Martin Scorsese also directed A Rolling Thunder Revue: A Bob Dylan Story for Netflix and was an executive producer on two other Netflix films: Uncut Gems, which was acquired by the streamer for markets outside the US, and Happy as Lazzaro, which was acquired for the US and Latin America.
Ray Romano also appears in the Netflix film Paddleton and has a stand up special on the service.
Jesse Plemons also appeared in Black Mirror and was a recurring character in the later seasons of Breaking Bad, a key licensed title for Netflix. He would later reprise his character from that series in the Netflix film El Camino.
The Irishman was originally set up at Paramount, where Scorsese has made his most recent features, and where he will actually make his next one as well. Paramount baulked at the growing costs and sold the film off to STX, who then sold the film off to Netflix.
Notable Corporate Alliance
Although Paramount originated the project, it was from STX that Netflix bought all the international rights. It was STX that originally saw this film as their calling card for announcing themselves as a genuine international studio. That is, until Netflix came along. The negotiations between the companies seemed to go on for a while, but Netflix eventually bought STX out, likely meaning some kind of profit for the US-based aspiring mini-major. It is not the only film that Netflix bought off of STX, having done the same with the completed film The Red Sea Diving Resort.
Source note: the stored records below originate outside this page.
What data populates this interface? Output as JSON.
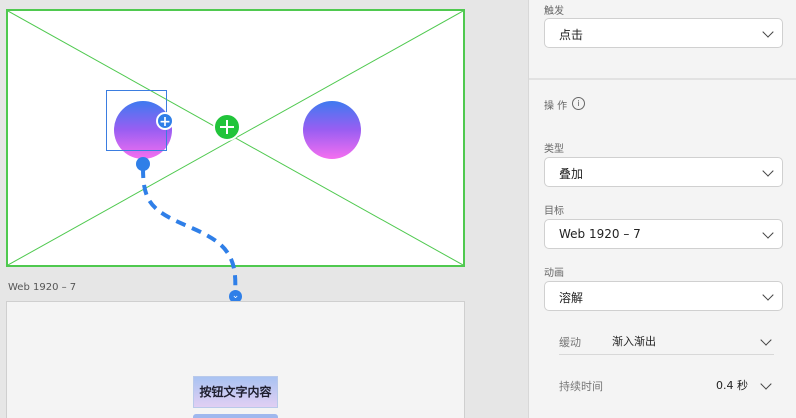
{
  "panel": {
    "trigger_label": "触发",
    "trigger_value": "点击",
    "action_label": "操 作",
    "info_icon": "info-icon",
    "type_label": "类型",
    "type_value": "叠加",
    "target_label": "目标",
    "target_value": "Web 1920 – 7",
    "animation_label": "动画",
    "animation_value": "溶解",
    "easing_label": "缓动",
    "easing_value": "渐入渐出",
    "duration_label": "持续时间",
    "duration_value": "0.4 秒"
  },
  "canvas": {
    "artboard2_label": "Web 1920 – 7",
    "button_text": "按钮文字内容",
    "add_symbol": "+",
    "end_symbol": "⌄",
    "accent_blue": "#2f7fe8",
    "accent_green": "#21c43a"
  }
}
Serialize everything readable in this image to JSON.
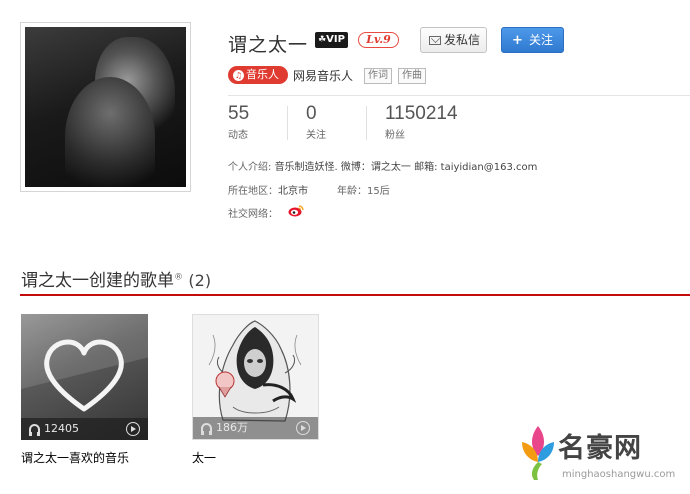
{
  "profile": {
    "name": "谓之太一",
    "vip_label": "VIP",
    "level_label": "Lv.9",
    "send_message_label": "发私信",
    "follow_label": "关注",
    "follow_plus": "+",
    "musician_badge": "音乐人",
    "musician_title": "网易音乐人",
    "tags": [
      "作词",
      "作曲"
    ]
  },
  "stats": [
    {
      "value": "55",
      "label": "动态"
    },
    {
      "value": "0",
      "label": "关注"
    },
    {
      "value": "1150214",
      "label": "粉丝"
    }
  ],
  "info": {
    "intro_label": "个人介绍:",
    "intro_value": "音乐制造妖怪. 微博：谓之太一 邮箱: taiyidian@163.com",
    "region_label": "所在地区：",
    "region_value": "北京市",
    "age_label": "年龄：",
    "age_value": "15后",
    "social_label": "社交网络："
  },
  "playlists_section": {
    "title": "谓之太一创建的歌单",
    "superscript": "®",
    "count": "(2)"
  },
  "playlists": [
    {
      "name": "谓之太一喜欢的音乐",
      "plays": "12405"
    },
    {
      "name": "太一",
      "plays": "186万"
    }
  ],
  "watermark": {
    "text": "名豪网",
    "url": "minghaoshangwu.com"
  },
  "colors": {
    "accent_red": "#c20c0c",
    "follow_blue": "#2f79d0",
    "badge_red": "#e03b30"
  }
}
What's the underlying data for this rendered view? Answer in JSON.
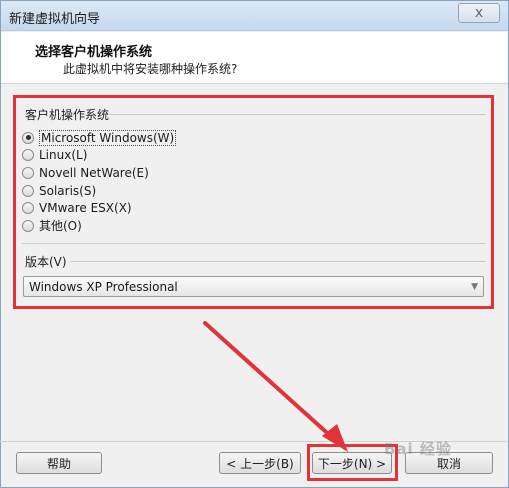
{
  "window": {
    "title": "新建虚拟机向导",
    "close_glyph": "x"
  },
  "header": {
    "title": "选择客户机操作系统",
    "subtitle": "此虚拟机中将安装哪种操作系统?"
  },
  "guest_os": {
    "group_label": "客户机操作系统",
    "options": [
      {
        "label": "Microsoft Windows(W)",
        "checked": true
      },
      {
        "label": "Linux(L)",
        "checked": false
      },
      {
        "label": "Novell NetWare(E)",
        "checked": false
      },
      {
        "label": "Solaris(S)",
        "checked": false
      },
      {
        "label": "VMware ESX(X)",
        "checked": false
      },
      {
        "label": "其他(O)",
        "checked": false
      }
    ]
  },
  "version": {
    "label": "版本(V)",
    "selected": "Windows XP Professional"
  },
  "buttons": {
    "help": "帮助",
    "back": "< 上一步(B)",
    "next": "下一步(N) >",
    "cancel": "取消"
  },
  "watermark": "Bai 经验",
  "colors": {
    "annotation_red": "#e0343a"
  }
}
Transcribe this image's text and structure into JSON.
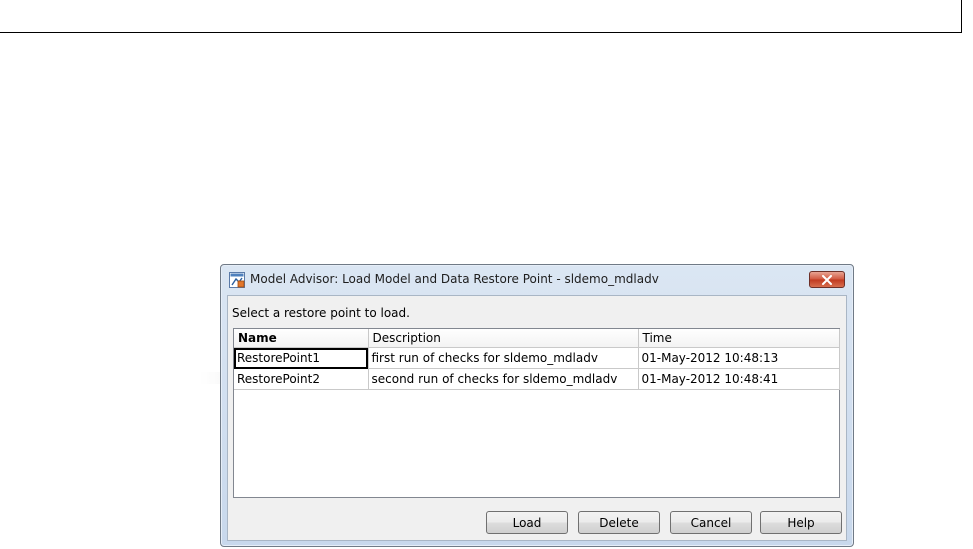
{
  "dialog": {
    "title": "Model Advisor: Load Model and Data Restore Point - sldemo_mdladv",
    "app_icon": "model-advisor-icon",
    "close_icon": "close-icon",
    "prompt": "Select a restore point to load."
  },
  "table": {
    "columns": [
      "Name",
      "Description",
      "Time"
    ],
    "rows": [
      {
        "name": "RestorePoint1",
        "description": "first run of checks for sldemo_mdladv",
        "time": "01-May-2012 10:48:13"
      },
      {
        "name": "RestorePoint2",
        "description": "second run of checks for sldemo_mdladv",
        "time": "01-May-2012 10:48:41"
      }
    ]
  },
  "buttons": {
    "load": "Load",
    "delete": "Delete",
    "cancel": "Cancel",
    "help": "Help"
  },
  "colors": {
    "close_button": "#c0391f",
    "titlebar": "#dbe6f3"
  }
}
Tellingly, after the completion of both deals, STX executive for international cinema David Kosse eventually came to work for Netflix.
Difficult Themes/Conspicuous Cinephelia
At over three hours, with a dark and maudlin tone, by a master director who spared no expense, The Irishman is a cinephelic statement of monumental proportions. This same impulse to seem like the guardians of Cinema with a capital C guided Netflix’s purchase of Roma and its re-editing of The Other Side of the Wind, both of which defied conventional commercial wisdom in Hollywood (and subsequently traded on that defiance). The factor driving the studio fear around the film was not that it was uncommercial per se, but instead that it could never make a decent return on its growing budget. As numerous figures, including Scorsese himself, have pointed out, there was no company in the world willing to fund this film at this price. And so we are fortunate that Netflix was there to bring us this one of a kind movie.
But then, it is difficult to imagine they will end up making any kind of profit on this film. One analyst has predicted that 110 million accounts would have to watch it in the first four weeks for it to make sense with the Netflix business model, but that would take a miracle given its running time and content. Bird Box holds the crown thus far for (alleged) first month viewing and that was still nowhere near the figure estimated here. And remember, this is still a business model that doesn’t generate cash and the company has been able to generate very high numbers on much cheaper films BB was rumored to cost $20 million, one eighth of The Irishman’s. As I have said before, the banks will eventually wise up to Netflix’s cash-losing ways, so we have to enjoy films like The Irishman while we can, during this anomalous time in which the rules of capitalism don’t seem to apply to the company.